I’ve had a lot of really, really good editors in my career. The student news editor at my high school newspaper—not my English teacher!—taught me grammar. My first pro newspaper editor showed me the ropes and guided me away from dozens upon dozens of stupid errors. The fiction editors I’ve worked with recently have strengthened my novels and stories immeasurably; they’re generally always better at pacing and structure than I am. Editors have often been my last, best line of defense against improperly-attributed quotes, wonky sentences, and improper science. One caught a plot hole that would have completely destroyed a thoroughline in my story, even though the story had already been through eight beta-readers. Another saved my journalism career by noting I’d misattributed a quote by accident.
I wouldn’t be where I am without them—but it took a little while to be able to take critique without feeling like I was simply the worst writer in the room, if not in the history of the world. (I wasn’t. You’re not, either.)
Here are my top few pieces of advice for working with an editor.
Your editor is on your team—even if sometimes it doesn’t feel that way. Don’t take critique personally.
Your editor’s name doesn’t go in the byline, but whether you’re writing a short article or a long novel, their reputation is still on the line. Sloppy work reflects not only on the writer, but on the editor, and in some industries, that reflects a lot on raises and promotions. It might feel adversarial when they sit you down and tell you exactly what you did wrong—usually, when another human does that, they don’t like you, right?—but that couldn’t be further from the case.
It takes a little while to learn how to take critique without feeling like you’re the worst writer in the room, but if you see the editor as part of your strategy for success—as part of your street team—you’ll find it easier to take that critique. Your editor wants you to succeed as much as you do, so buckle up, put a lid on your pride, and take notes when she’s telling you the scene you labored on for a week might need to go. S
Sometimes, it’s fine can to no to an editor’s suggestions.
You can absolutely speak up if you think an editor is off-base. An editor isn’t an all-knowing deity, after all, and they’ve spent zero time in your head. However, before you put your foot down, consider that an editor haring off to the left when you were heading to the right is a sign of a passage that isn’t clear enough, or a theory or thesis that doesn’t have enough data. Instead of going straight to “you’re wrong,” ask the editor why they made that suggestion. You might learn something that turns your whole story around.
If you really feel that the editor isn’t getting it, bring it up to your editor, politely. Make it a conversation between equals, not an accusation—you never know what kind of new things you’ll discover about your project while the two of you hash it out.

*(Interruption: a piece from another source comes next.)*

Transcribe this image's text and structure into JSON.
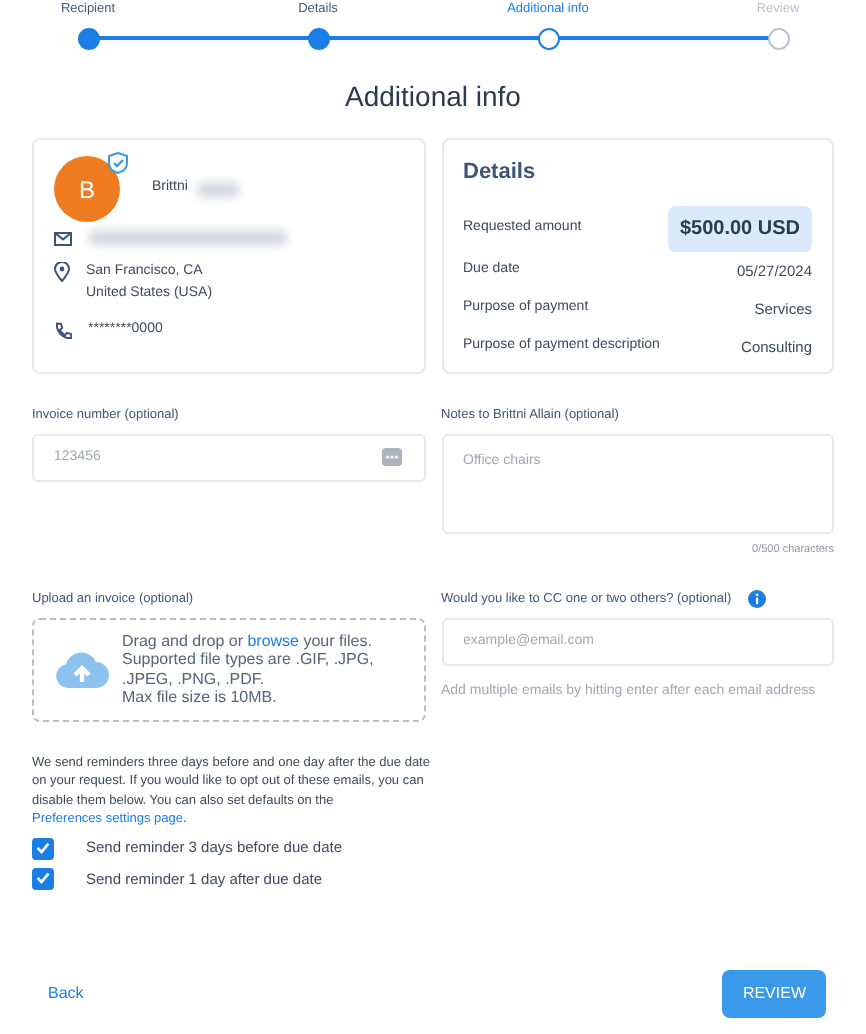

In journalism, it might feel different—your editor is your direct boss, so she’s more likely to be in a position where she could affect your job. That’s all right. You should still stand up for your work, especially when reputations are on the line.
Be prepared to do more work.
While it’s always awesome to get a gold star, praise is about 5% of the editor’s job. Push away the rubber stamp and expect rewrites. Some people see rewrites as demoralizing, but I choose to see rewrites as opportunities for magic to enter the room—feedback is your friend! If you’re already prepared for the emotional onslaught that is being told you’re not done with something you’ve labored over for months or perhaps years, that’s half the battle. You can nod, sit down, and start leveling up.
Ask questions and communicate.
Many of us are from cultures where it’s a mortal sin to inconvenience people. We don’t want to bother others with our questions, our emotions, our physical illnesses, our cares—so we keep it all inside.
This is the wrong way to approach a relationship with your editor. Like I said before, your editor has spent zero time in your head. Your editor wants—and expects—you to ask questions when you’re confused and ask for guidance when you’re stuck. It’s much worse of a bother for your editor to deal with a final product that isn’t up to par rather than a few “silly” questions up front. Sometimes an editor might not be clear themselves; sometimes you might need to have them explain something they told you. Whether it’s an e-mail, a phone call, or in-line comments, never be afraid to “bother” your editor with questions and concerns.
Finally, be professional—hit your deadlines.
You are not your editor’s only client. If you miss your deadline, you’re going to mess up your editor’s schedule—they might have to work late, or over a weekend, or they might need to juggle other projects to fit yours in. Not fun. Not only will you throw a crowbar into your editor’s schedule, you’ll severely inconvenience others who are expecting to work on your project, like the marketing and publicity people, and people you don’t even know—your editor’s other authors. That’s no way to win friends and influence people.
If you have trouble hitting your deadlines for whatever reason, giving the editor a heads-up as early as possible is very much appreciated. Before you begin, set expectations that work for everyone.
Latest posts by Karen Osborne (see all)
- Being unrealistic for my debut year - Wednesday, January 15, 2020
- Pay the writers - Wednesday, January 8, 2020
- All the things you can (and can’t) control - Wednesday, January 1, 2020
- My favorite books of 2019 - Wednesday, December 25, 2019
- How to write when you’re not writing - Wednesday, December 18, 2019